[[ Input material open ]]

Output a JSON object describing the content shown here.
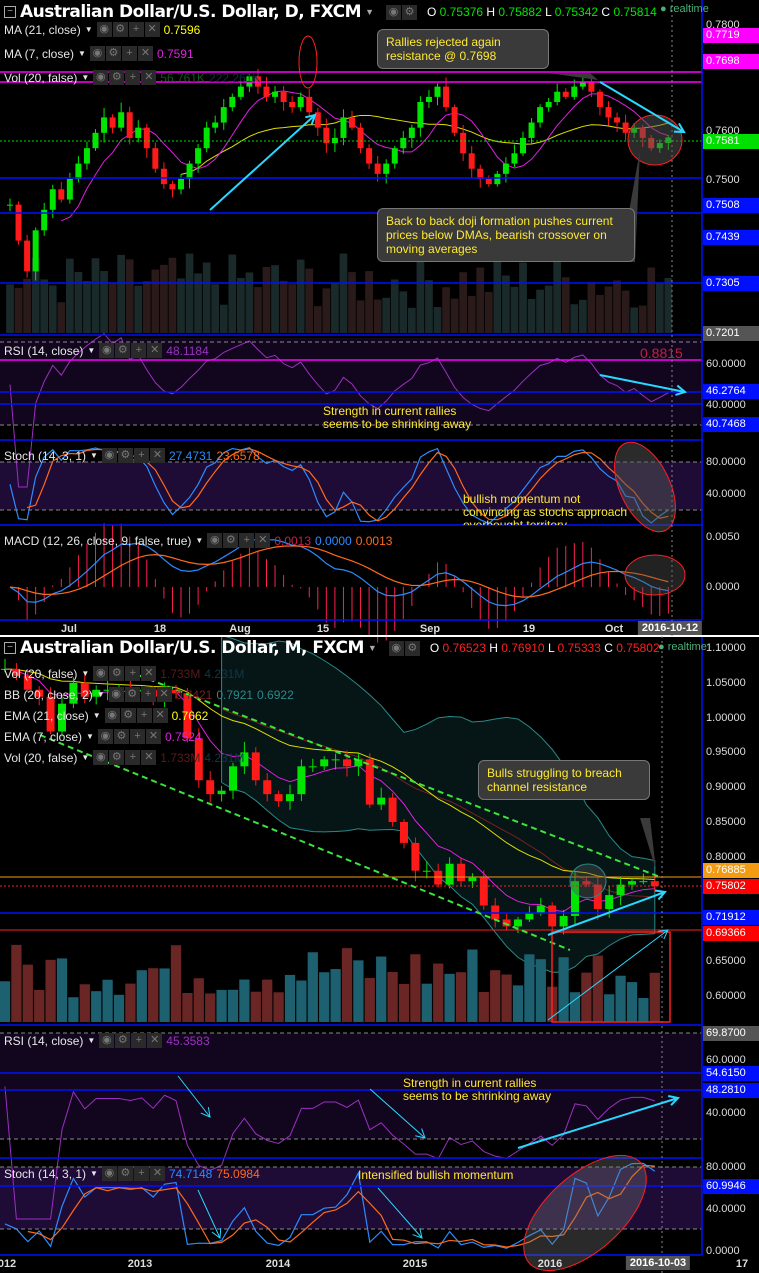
{
  "top": {
    "title": "Australian Dollar/U.S. Dollar, D, FXCM",
    "ohlc": {
      "o": "0.75376",
      "h": "0.75882",
      "l": "0.75342",
      "c": "0.75814"
    },
    "realtime": "realtime",
    "indicators": [
      {
        "name": "MA (21, close)",
        "values": [
          "0.7596"
        ],
        "colors": [
          "#ffff00"
        ]
      },
      {
        "name": "MA (7, close)",
        "values": [
          "0.7591"
        ],
        "colors": [
          "#e020e0"
        ]
      },
      {
        "name": "Vol (20, false)",
        "values": [
          "56.761K",
          "222.261K"
        ],
        "colors": [
          "#0d5a1a",
          "#103040"
        ]
      }
    ],
    "rsi": {
      "name": "RSI (14, close)",
      "value": "48.1184",
      "extra": "0.8815"
    },
    "stoch": {
      "name": "Stoch (14, 3, 1)",
      "k": "27.4731",
      "d": "23.6578"
    },
    "macd": {
      "name": "MACD (12, 26, close, 9, false, true)",
      "values": [
        "0.0013",
        "0.0000",
        "0.0013"
      ]
    },
    "price_axis": [
      "0.7800",
      "0.7600",
      "0.7500"
    ],
    "price_tags": [
      {
        "v": "0.7719",
        "c": "#ff00ff"
      },
      {
        "v": "0.7698",
        "c": "#ff00ff"
      },
      {
        "v": "0.7581",
        "c": "#00e000"
      },
      {
        "v": "0.7508",
        "c": "#0010ff"
      },
      {
        "v": "0.7439",
        "c": "#0010ff"
      },
      {
        "v": "0.7305",
        "c": "#0010ff"
      },
      {
        "v": "0.7201",
        "c": "#555555"
      }
    ],
    "rsi_axis": [
      "60.0000",
      "40.0000"
    ],
    "rsi_tags": [
      "46.2764",
      "40.7468"
    ],
    "stoch_axis": [
      "80.0000",
      "40.0000"
    ],
    "macd_axis": [
      "0.0050",
      "0.0000"
    ],
    "x_labels": [
      "Jul",
      "18",
      "Aug",
      "15",
      "Sep",
      "19",
      "Oct"
    ],
    "x_current": "2016-10-12",
    "notes": {
      "resistance": "Rallies rejected again resistance @ 0.7698",
      "doji": "Back to back doji formation pushes current prices below DMAs, bearish crossover on moving averages",
      "rsi": "Strength in current rallies seems to be shrinking away",
      "stoch": "bullish momentum not convincing as stochs approach overbought territory"
    }
  },
  "bottom": {
    "title": "Australian Dollar/U.S. Dollar, M, FXCM",
    "ohlc": {
      "o": "0.76523",
      "h": "0.76910",
      "l": "0.75333",
      "c": "0.75802"
    },
    "realtime": "realtime",
    "indicators": [
      {
        "name": "Vol (20, false)",
        "values": [
          "1.733M",
          "4.231M"
        ],
        "colors": [
          "#5a1a1a",
          "#103848"
        ]
      },
      {
        "name": "BB (20, close, 2)",
        "values": [
          "0.7421",
          "0.7921",
          "0.6922"
        ],
        "colors": [
          "#7a2020",
          "#2a8a8a",
          "#2a8a8a"
        ]
      },
      {
        "name": "EMA (21, close)",
        "values": [
          "0.7662"
        ],
        "colors": [
          "#ffff00"
        ]
      },
      {
        "name": "EMA (7, close)",
        "values": [
          "0.7524"
        ],
        "colors": [
          "#e020e0"
        ]
      },
      {
        "name": "Vol (20, false)",
        "values": [
          "1.733M",
          "4.231M"
        ],
        "colors": [
          "#5a1a1a",
          "#103848"
        ]
      }
    ],
    "rsi": {
      "name": "RSI (14, close)",
      "value": "45.3583"
    },
    "stoch": {
      "name": "Stoch (14, 3, 1)",
      "k": "74.7148",
      "d": "75.0984"
    },
    "price_axis": [
      "1.10000",
      "1.05000",
      "1.00000",
      "0.95000",
      "0.90000",
      "0.85000",
      "0.80000",
      "0.65000",
      "0.60000"
    ],
    "price_tags": [
      {
        "v": "0.76885",
        "c": "#f39c12"
      },
      {
        "v": "0.75802",
        "c": "#ff0000"
      },
      {
        "v": "0.71912",
        "c": "#0010ff"
      },
      {
        "v": "0.69366",
        "c": "#ff0000"
      }
    ],
    "rsi_axis": [
      "60.0000",
      "40.0000"
    ],
    "rsi_tags": [
      {
        "v": "69.8700",
        "c": "#555555"
      },
      {
        "v": "54.6150",
        "c": "#0010ff"
      },
      {
        "v": "48.2810",
        "c": "#0010ff"
      }
    ],
    "stoch_axis": [
      "80.0000",
      "40.0000",
      "0.0000"
    ],
    "stoch_tags": [
      "60.9946"
    ],
    "x_labels": [
      "012",
      "2013",
      "2014",
      "2015",
      "2016",
      "17"
    ],
    "x_current": "2016-10-03",
    "notes": {
      "channel": "Bulls struggling to breach channel resistance",
      "rsi": "Strength in current rallies seems to be shrinking away",
      "stoch": "Intensified bullish momentum"
    }
  },
  "colors": {
    "up": "#00e600",
    "down": "#ff1a1a",
    "axis": "#0010ff",
    "rsi": "#9b30c0",
    "k": "#2b8cff",
    "d": "#ff6a1a",
    "annot": "#2ad8ff"
  },
  "chart_data": [
    {
      "type": "candlestick",
      "title": "Australian Dollar/U.S. Dollar, D, FXCM",
      "x_range": [
        "2016-06-24",
        "2016-10-12"
      ],
      "ylim": [
        0.7201,
        0.78
      ],
      "close": [
        0.745,
        0.738,
        0.732,
        0.74,
        0.744,
        0.748,
        0.746,
        0.75,
        0.753,
        0.756,
        0.759,
        0.762,
        0.76,
        0.763,
        0.758,
        0.76,
        0.756,
        0.752,
        0.749,
        0.748,
        0.75,
        0.753,
        0.756,
        0.76,
        0.761,
        0.764,
        0.766,
        0.768,
        0.77,
        0.768,
        0.766,
        0.767,
        0.765,
        0.764,
        0.766,
        0.763,
        0.76,
        0.757,
        0.758,
        0.762,
        0.76,
        0.756,
        0.753,
        0.751,
        0.753,
        0.756,
        0.758,
        0.76,
        0.765,
        0.766,
        0.768,
        0.764,
        0.759,
        0.755,
        0.752,
        0.75,
        0.749,
        0.751,
        0.753,
        0.755,
        0.758,
        0.761,
        0.764,
        0.765,
        0.767,
        0.766,
        0.768,
        0.769,
        0.767,
        0.764,
        0.762,
        0.761,
        0.759,
        0.76,
        0.758,
        0.756,
        0.757,
        0.7581
      ]
    },
    {
      "type": "candlestick",
      "title": "Australian Dollar/U.S. Dollar, M, FXCM",
      "x_range": [
        "2012-01",
        "2016-10"
      ],
      "ylim": [
        0.58,
        1.1
      ],
      "close": [
        1.07,
        1.06,
        1.04,
        1.03,
        0.98,
        1.02,
        1.05,
        1.03,
        1.04,
        1.04,
        1.04,
        1.038,
        1.04,
        1.03,
        1.04,
        1.035,
        0.97,
        0.91,
        0.89,
        0.895,
        0.93,
        0.95,
        0.91,
        0.89,
        0.88,
        0.89,
        0.93,
        0.93,
        0.94,
        0.94,
        0.93,
        0.94,
        0.875,
        0.885,
        0.85,
        0.82,
        0.78,
        0.78,
        0.76,
        0.79,
        0.765,
        0.77,
        0.73,
        0.71,
        0.7,
        0.71,
        0.72,
        0.73,
        0.7,
        0.715,
        0.765,
        0.76,
        0.725,
        0.745,
        0.76,
        0.765,
        0.765,
        0.758
      ]
    }
  ]
}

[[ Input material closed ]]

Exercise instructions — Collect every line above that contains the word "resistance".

Written response —
      "resistance": "Rallies rejected again resistance @ 0.7698",
      "channel": "Bulls struggling to breach channel resistance",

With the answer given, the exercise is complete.